Happy year of the dragon!
Today is the Chinese New Year, and what better way to celebrate than to share some tried and tested recipes. Having read the BBC Food’s article Dumplings: little parcels of luck for Chinese New Year last Thursday, I felt inspired to cook something new and completely different. I’ve always had quite a penchant for Chinese cuisine, with spare ribs, hot and sour soup and char siu being among my takeaway favourites. Of course, I like to think I do a pretty mean home cooked beef and shitake mushrooms in oyster sauce and my special fried rice has gone through many changes to in order to suit my taste buds. But other than a couple of attempts at prawn toast, I’ve never had a proper go at a typical Chinese starter – until now.
Heavily inspired by Ken Hom’s recipe, I did a quick rally round the supermarket to get a few bits and bobs. As I said, I love my stir frys and any other oriental-inspired dish, so I always have stock ingredients like soy sauce, rice vinegar, chillies and ginger in my cupboards.
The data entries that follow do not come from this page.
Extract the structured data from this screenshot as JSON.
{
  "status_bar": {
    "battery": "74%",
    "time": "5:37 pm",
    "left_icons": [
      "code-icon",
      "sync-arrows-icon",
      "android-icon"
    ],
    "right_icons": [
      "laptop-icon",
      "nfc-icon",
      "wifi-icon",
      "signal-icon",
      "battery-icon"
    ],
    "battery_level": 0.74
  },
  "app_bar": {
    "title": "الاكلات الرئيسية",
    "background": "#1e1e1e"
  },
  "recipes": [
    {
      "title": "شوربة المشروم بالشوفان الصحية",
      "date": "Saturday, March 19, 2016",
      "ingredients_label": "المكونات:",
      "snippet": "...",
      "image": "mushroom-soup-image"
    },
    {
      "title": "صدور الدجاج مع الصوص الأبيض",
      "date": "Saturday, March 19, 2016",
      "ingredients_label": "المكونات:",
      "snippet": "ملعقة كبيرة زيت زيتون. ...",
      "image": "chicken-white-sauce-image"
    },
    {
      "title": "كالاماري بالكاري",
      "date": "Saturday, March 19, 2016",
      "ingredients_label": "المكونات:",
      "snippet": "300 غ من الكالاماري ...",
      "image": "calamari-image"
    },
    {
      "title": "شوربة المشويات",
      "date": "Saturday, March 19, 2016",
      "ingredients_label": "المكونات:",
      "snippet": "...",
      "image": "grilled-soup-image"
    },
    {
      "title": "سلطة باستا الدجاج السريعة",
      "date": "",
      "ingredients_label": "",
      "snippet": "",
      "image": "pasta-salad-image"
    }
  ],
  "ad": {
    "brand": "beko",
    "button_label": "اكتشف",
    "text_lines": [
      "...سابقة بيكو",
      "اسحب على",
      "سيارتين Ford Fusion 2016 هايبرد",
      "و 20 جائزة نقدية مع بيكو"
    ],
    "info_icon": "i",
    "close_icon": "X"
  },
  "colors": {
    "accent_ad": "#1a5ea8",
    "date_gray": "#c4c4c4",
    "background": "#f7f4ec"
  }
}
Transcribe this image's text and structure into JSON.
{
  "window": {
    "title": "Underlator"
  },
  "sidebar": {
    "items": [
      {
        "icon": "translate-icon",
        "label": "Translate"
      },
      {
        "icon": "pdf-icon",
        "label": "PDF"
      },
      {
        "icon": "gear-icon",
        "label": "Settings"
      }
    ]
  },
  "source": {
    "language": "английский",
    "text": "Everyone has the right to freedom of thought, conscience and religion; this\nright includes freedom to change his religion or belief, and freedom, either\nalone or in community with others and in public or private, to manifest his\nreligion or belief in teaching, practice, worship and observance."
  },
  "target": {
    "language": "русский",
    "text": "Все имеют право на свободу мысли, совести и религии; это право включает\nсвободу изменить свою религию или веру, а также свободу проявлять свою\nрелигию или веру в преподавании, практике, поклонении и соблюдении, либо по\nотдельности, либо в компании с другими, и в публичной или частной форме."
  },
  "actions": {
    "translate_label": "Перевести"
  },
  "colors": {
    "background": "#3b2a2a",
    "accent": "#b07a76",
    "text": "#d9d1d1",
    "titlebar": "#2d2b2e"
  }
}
Keeping to a strict Credit Munched budget, I opted to only include prawns in the stuffing (basic range may I add) and grabbed a bunch of spring onions and some spinach as well.
Back at home, I started on the dumpling dough. Mixing and kneading – so far so good. While the dough rested for 20 minutes, I whipped up the stuffing as per the recipe and set it to the side. Now came the tricky bit. After a few more minutes of kneading I cut the dough into equal sized portions and began so roll them out. As is probably always the case, trust the recipe. I was a little hesitant at rolling the dough out so thin and wide, but after eating the dumplings my only real criticism was that the dough could have been thinner. My own fault really.
Stuffing the dumplings was always going to be the greatest challenge. And again, well known expressions come about for a reason – less is always more. Don’t be tempted to cram the stuffing in because it will only end up in dumplings that collapse at the seams. The moment any of the filling touches the edges of the dough, it makes it impossible to seal them. What with combatting the thin dough and stopping potentially hazardous filling from ruining the project, I didn’t even attempt the intricate pleating. No, instead I just mashed the edges together to create the ugliest looking Cornish pasty the world has ever seen.
A quick note as well, next time I would probably blend the stuffing ingredients in a food processor and then mix in the spinach to create more of a paste – like prawn toast. I think it would make it much easier to work with that way.
From then everything went quite smoothly. A quick fry in following by a 12 – 15 minute simmer in a small amount of water ensured I had produced some semi-authentic looking dumplings. As I said before, the dough could have been thinner, but otherwise not a bad attempt. I served with some soy sauce rather than the dip the recipe recommends (because I was so exhausted by the end of this marathon two hour cooking session) and some of my previously plugged special fried rice. Quite a salt hit and not the healthiest looking of dishes, but a tasty achievement nevertheless.